9. Make it actionable
As we already discussed, a good data strategy will lay out a compelling top-of-the-mountain vision for how data can support the organisation’s overall goals and aspirations, supported by a set of principles that can guide investments and provide a way of measuring progress. But it’s also important that it lays out a concrete set of actions that can help you start to climb the mountain, and which are aligned with the principles. Not every step of the journey has to be mapped out in order to identify these first steps; given the inevitable evolution and updates to the strategy, it would be impossible to do so.
Naysayers will point to the lack of a perfect roadmap, or incredibly detailed end-state description, as evidence that the data strategy is half-baked. These people should be ignored, or asked to provide evidence of the same level of rigour in their own projects.
10. Sell it
My final piece of advice doesn’t concern the data strategy itself, but what you do with it once it’s written. Here’s the ugly truth: Most people in your organisation don’t care that you put together a data strategy (and the ones that do care probably wish you hadn’t, because your strategy says they should stop running some tactical data solution that they love). So you gotta sell the thing – to leadership, of course, but also (again) to the stakeholders who helped you put it together, and crucially to the people that you expect to benefit from it.
If your reaction to this piece of advice is, “Yes, but end users won’t really understand what we’re trying to do; telling them about the data strategy will merely confuse them”, then I’m afraid that’s a problem with the data strategy, not the end users. Sure, not everyone in your Finance team needs to understand the finer points of data virtualisation, but they probably will get excited if you tell them that you’re aiming to make it much easier to bring together all the data they need to do regulatory reporting each month. Plus, if you get these folks excited about what’s to come, they’ll champion the strategy, and keep you honest about getting it done.
In a nutshell
There’s no such thing as the perfect data strategy, and what yours specifically needs to focus on will depend on the particular challenges you’re facing.
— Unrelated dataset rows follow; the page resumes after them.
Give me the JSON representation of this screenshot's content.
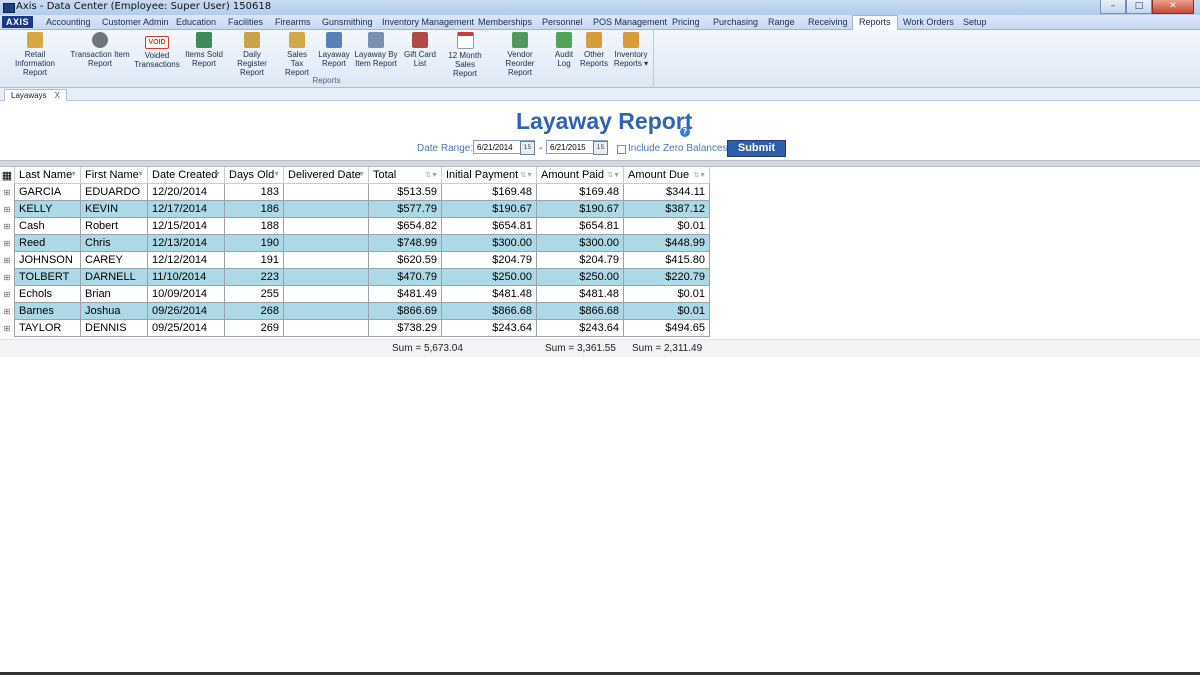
{
  "window": {
    "title": "Axis - Data Center  (Employee: Super User) 150618",
    "controls": {
      "minimize": "–",
      "maximize": "□",
      "close": "✕"
    }
  },
  "menu": {
    "logo": "AXIS",
    "tabs": [
      "Accounting",
      "Customer Admin",
      "Education",
      "Facilities",
      "Firearms",
      "Gunsmithing",
      "Inventory Management",
      "Memberships",
      "Personnel",
      "POS Management",
      "Pricing",
      "Purchasing",
      "Range",
      "Receiving",
      "Reports",
      "Work Orders",
      "Setup"
    ],
    "active": "Reports"
  },
  "ribbon": {
    "group_label": "Reports",
    "buttons": [
      {
        "l1": "Retail Information",
        "l2": "Report",
        "icon": "retail-report-icon",
        "color": "#d9a640"
      },
      {
        "l1": "Transaction Item",
        "l2": "Report",
        "icon": "transaction-item-icon",
        "color": "#6f7680"
      },
      {
        "l1": "Voided",
        "l2": "Transactions",
        "icon": "void-stamp-icon",
        "color": "#d23a2a"
      },
      {
        "l1": "Items Sold",
        "l2": "Report",
        "icon": "items-sold-icon",
        "color": "#3d8a5a"
      },
      {
        "l1": "Daily Register",
        "l2": "Report",
        "icon": "daily-register-icon",
        "color": "#c9a24a"
      },
      {
        "l1": "Sales Tax",
        "l2": "Report",
        "icon": "sales-tax-icon",
        "color": "#d4a848"
      },
      {
        "l1": "Layaway",
        "l2": "Report",
        "icon": "layaway-report-icon",
        "color": "#5c7fb8"
      },
      {
        "l1": "Layaway By",
        "l2": "Item Report",
        "icon": "layaway-item-icon",
        "color": "#7c8fb4"
      },
      {
        "l1": "Gift Card",
        "l2": "List",
        "icon": "gift-card-icon",
        "color": "#b2484a"
      },
      {
        "l1": "12 Month",
        "l2": "Sales Report",
        "icon": "calendar-icon",
        "color": "#cf3b3b"
      },
      {
        "l1": "Vendor Reorder",
        "l2": "Report",
        "icon": "vendor-reorder-icon",
        "color": "#4f9a5c"
      },
      {
        "l1": "Audit",
        "l2": "Log",
        "icon": "audit-log-icon",
        "color": "#52a35a"
      },
      {
        "l1": "Other",
        "l2": "Reports",
        "icon": "other-reports-icon",
        "color": "#d99b38"
      },
      {
        "l1": "Inventory",
        "l2": "Reports ▾",
        "icon": "inventory-reports-icon",
        "color": "#d99b38"
      }
    ]
  },
  "doc_tab": {
    "label": "Layaways",
    "close": "X"
  },
  "report": {
    "title": "Layaway Report",
    "help": "?",
    "date_range_label": "Date Range:",
    "start_date": "6/21/2014",
    "end_date": "6/21/2015",
    "dash": "-",
    "cal_label": "15",
    "include_zero_label": "Include Zero Balances",
    "submit_label": "Submit"
  },
  "grid": {
    "columns": [
      "Last Name",
      "First Name",
      "Date Created",
      "Days Old",
      "Delivered Date",
      "Total",
      "Initial Payment",
      "Amount Paid",
      "Amount Due"
    ],
    "rows": [
      [
        "GARCIA",
        "EDUARDO",
        "12/20/2014",
        "183",
        "",
        "$513.59",
        "$169.48",
        "$169.48",
        "$344.11"
      ],
      [
        "KELLY",
        "KEVIN",
        "12/17/2014",
        "186",
        "",
        "$577.79",
        "$190.67",
        "$190.67",
        "$387.12"
      ],
      [
        "Cash",
        "Robert",
        "12/15/2014",
        "188",
        "",
        "$654.82",
        "$654.81",
        "$654.81",
        "$0.01"
      ],
      [
        "Reed",
        "Chris",
        "12/13/2014",
        "190",
        "",
        "$748.99",
        "$300.00",
        "$300.00",
        "$448.99"
      ],
      [
        "JOHNSON",
        "CAREY",
        "12/12/2014",
        "191",
        "",
        "$620.59",
        "$204.79",
        "$204.79",
        "$415.80"
      ],
      [
        "TOLBERT",
        "DARNELL",
        "11/10/2014",
        "223",
        "",
        "$470.79",
        "$250.00",
        "$250.00",
        "$220.79"
      ],
      [
        "Echols",
        "Brian",
        "10/09/2014",
        "255",
        "",
        "$481.49",
        "$481.48",
        "$481.48",
        "$0.01"
      ],
      [
        "Barnes",
        "Joshua",
        "09/26/2014",
        "268",
        "",
        "$866.69",
        "$866.68",
        "$866.68",
        "$0.01"
      ],
      [
        "TAYLOR",
        "DENNIS",
        "09/25/2014",
        "269",
        "",
        "$738.29",
        "$243.64",
        "$243.64",
        "$494.65"
      ]
    ],
    "sums": {
      "total": "Sum = 5,673.04",
      "amount_paid": "Sum = 3,361.55",
      "amount_due": "Sum = 2,311.49"
    }
  }
}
But if you keep the above points in mind, you’ll maximise the chances that the strategy will help you achieve your goals and help your organisation make better use of data.